   HDT Journal, April 23, 1857

Each summer, the Botanical Society of America (and northeastern afflilates) gather for a few days of Field Excursions. This year, our friends in the Thursday Naturalists were proud hosts of the group. They had been preparing for this event all year.

                                  Ed Miller and Ruth Schottman
                            of the Thursday Naturalists

They invited my pal Jackie to be one of the evening speakers, and she and I worked together to prepare her presentation. I was there mainly for moral support !
Thus, even though we were not official members of the Society, the TNs made sure we were welcome at all functions during the week.
Home base was at the beautiful Echo Lake Lodge in Warrensburg, NY.

From there, we would venture forth to explore the Ice Meadows, Pack Forest, Putty Pond and a trail at Tongue Mountain on Lake George.
We would meet experts in all sorts of things - ferns, grasses, orchids - and they were coming to our very own backyard !
We also met folks who didn't specialize in anything, but who were, like us, eager to learn.

It was great being out in the field (literally) with these folks -- I learned a lot.
I saw new things, and  gained new appreciation for those plants we consider "common."
They aren't, in the opinion of these pilgrims who came from afar to see them (possibly for the first time.)

Several of us were busy snapping photos of the plants we saw.
Three weeks later, looking back on the hundred of photos I took during those three days,
I found that the most interesting ones are of the Observers themselves,
Of the people who share an endless curiosity and boundless love for all things green.

So can I show you, in fifty photos, what a good time everyone had?

Day One: we gather in the morning at the Ice Meadows

And then fan out, finding all sort of treats

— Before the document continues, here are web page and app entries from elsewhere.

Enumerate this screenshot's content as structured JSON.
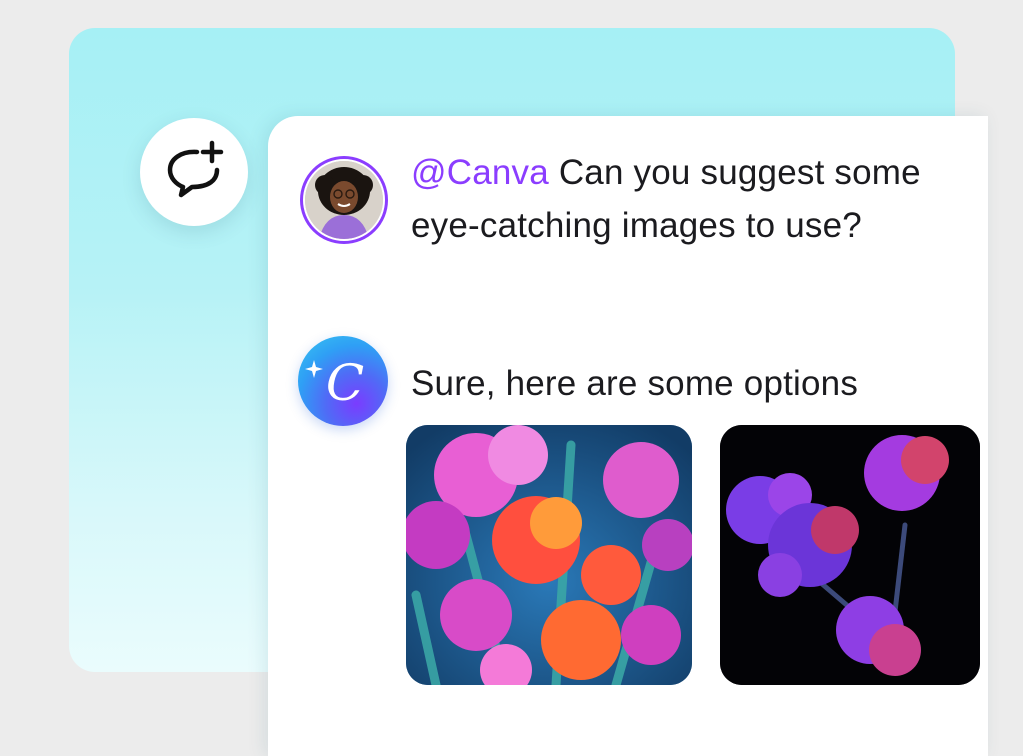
{
  "conversation": {
    "new_chat_icon": "chat-plus-icon",
    "user_message": {
      "mention": "@Canva",
      "text": " Can you suggest some eye-catching images to use?"
    },
    "assistant_message": {
      "text": "Sure, here are some options"
    },
    "image_options": [
      {
        "subject": "pink and blue carnations"
      },
      {
        "subject": "purple carnations on black"
      }
    ]
  },
  "colors": {
    "mention": "#8b3dff",
    "background_top": "#a6f0f5",
    "background_bottom": "#eafcfd"
  }
}
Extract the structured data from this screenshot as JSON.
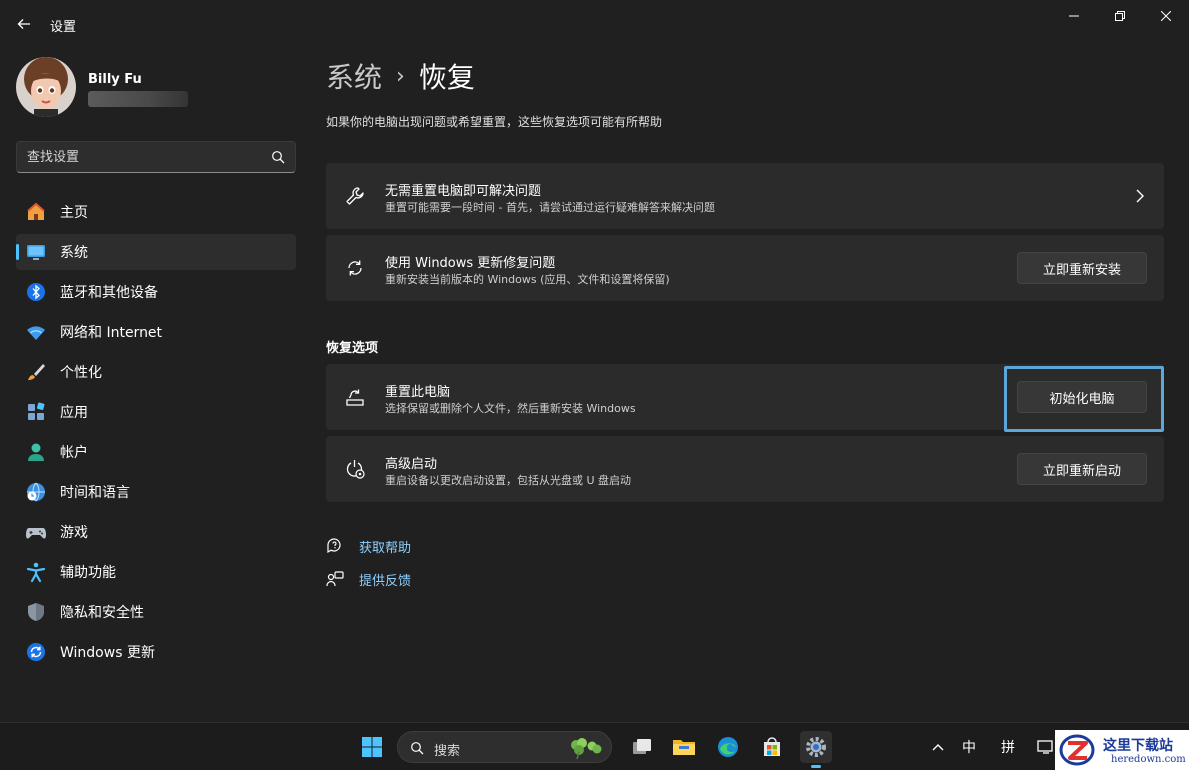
{
  "window": {
    "title": "设置"
  },
  "profile": {
    "name": "Billy Fu"
  },
  "search": {
    "placeholder": "查找设置"
  },
  "sidebar": {
    "items": [
      {
        "label": "主页",
        "icon": "home-icon"
      },
      {
        "label": "系统",
        "icon": "system-monitor-icon",
        "active": true
      },
      {
        "label": "蓝牙和其他设备",
        "icon": "bluetooth-icon"
      },
      {
        "label": "网络和 Internet",
        "icon": "wifi-icon"
      },
      {
        "label": "个性化",
        "icon": "paintbrush-icon"
      },
      {
        "label": "应用",
        "icon": "apps-icon"
      },
      {
        "label": "帐户",
        "icon": "account-icon"
      },
      {
        "label": "时间和语言",
        "icon": "globe-clock-icon"
      },
      {
        "label": "游戏",
        "icon": "gamepad-icon"
      },
      {
        "label": "辅助功能",
        "icon": "accessibility-icon"
      },
      {
        "label": "隐私和安全性",
        "icon": "shield-icon"
      },
      {
        "label": "Windows 更新",
        "icon": "windows-update-icon"
      }
    ]
  },
  "breadcrumb": {
    "parent": "系统",
    "separator": "›",
    "current": "恢复"
  },
  "page": {
    "description": "如果你的电脑出现问题或希望重置，这些恢复选项可能有所帮助"
  },
  "cards": {
    "troubleshoot": {
      "title": "无需重置电脑即可解决问题",
      "subtitle": "重置可能需要一段时间 - 首先，请尝试通过运行疑难解答来解决问题"
    },
    "windows_update": {
      "title": "使用 Windows 更新修复问题",
      "subtitle": "重新安装当前版本的 Windows (应用、文件和设置将保留)",
      "button": "立即重新安装"
    }
  },
  "recovery_options": {
    "section_title": "恢复选项",
    "reset": {
      "title": "重置此电脑",
      "subtitle": "选择保留或删除个人文件，然后重新安装 Windows",
      "button": "初始化电脑"
    },
    "advanced": {
      "title": "高级启动",
      "subtitle": "重启设备以更改启动设置，包括从光盘或 U 盘启动",
      "button": "立即重新启动"
    }
  },
  "links": {
    "get_help": "获取帮助",
    "feedback": "提供反馈"
  },
  "taskbar": {
    "search_label": "搜索",
    "ime_lang": "中",
    "ime_mode": "拼"
  },
  "watermark": {
    "title": "这里下载站",
    "url": "heredown.com"
  },
  "colors": {
    "background": "#202020",
    "card": "#2b2b2b",
    "accent": "#4cc2ff",
    "link": "#8fd0ff",
    "focus_frame": "#5aa7d8"
  }
}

 Canadian Burnet

 What sort of orchid is it?

 Buxbaum's sedge

My kingdom for a loupe

 Time to reflect

 Whaaaat are all of these humans doing here?
Green Frog (male)

 That's the river behind them but they find the Harebell more interesting

 Carrion Flower (female)

  It was a day of grasses...(OK it's a sedge)

 ...and grass-hoppers

 Carol, Evelyn and Jackie

 Eastern Tiger Swallowtail

 Day Two: Morning at Pack Forest. 
Did I mention that it rained every day? But these folks are prepared.
Bruce, DEC Administrator, tells us of the history of Pack Forest.

In Link, I found another dedicated photographer friend


Even the non-green things were green

Someone was kind enough to turn the camera on me

Goodyera repens  (at left)

Oak Fern

Pink Ladyslippers, hangin' in there

Naughty bits of One-flowered Pyrola

Day Two afternoon: slogging about at Putty Pond

Shades of Green

Even the lichens wore green

Happy with wet feet

 Lee's Specimen Collection

Day Three: Clay Meadows Trail at Tongue Mountain, Lake George
Ed leads the way.

Goodyera pubescens

"Silent Jim"


View down the lake, from our lunch stop

Repens again

Al looking at ferny rocks

Being a herpetologist, he brought his snake-stick just in case ...
(Tongue Mountain is well-known as rattlesnake habitat)
instead of rattlesnakes, he found  ... rattlesnake plantains !

Goodyera tesselata

Why are these botanists so happy?

Moonworts !

Lots of them

This guy moved at a faster pace than us...
but how else to see all the interesting little things?

Thanks to all of you who came to visit, it was great walking with you !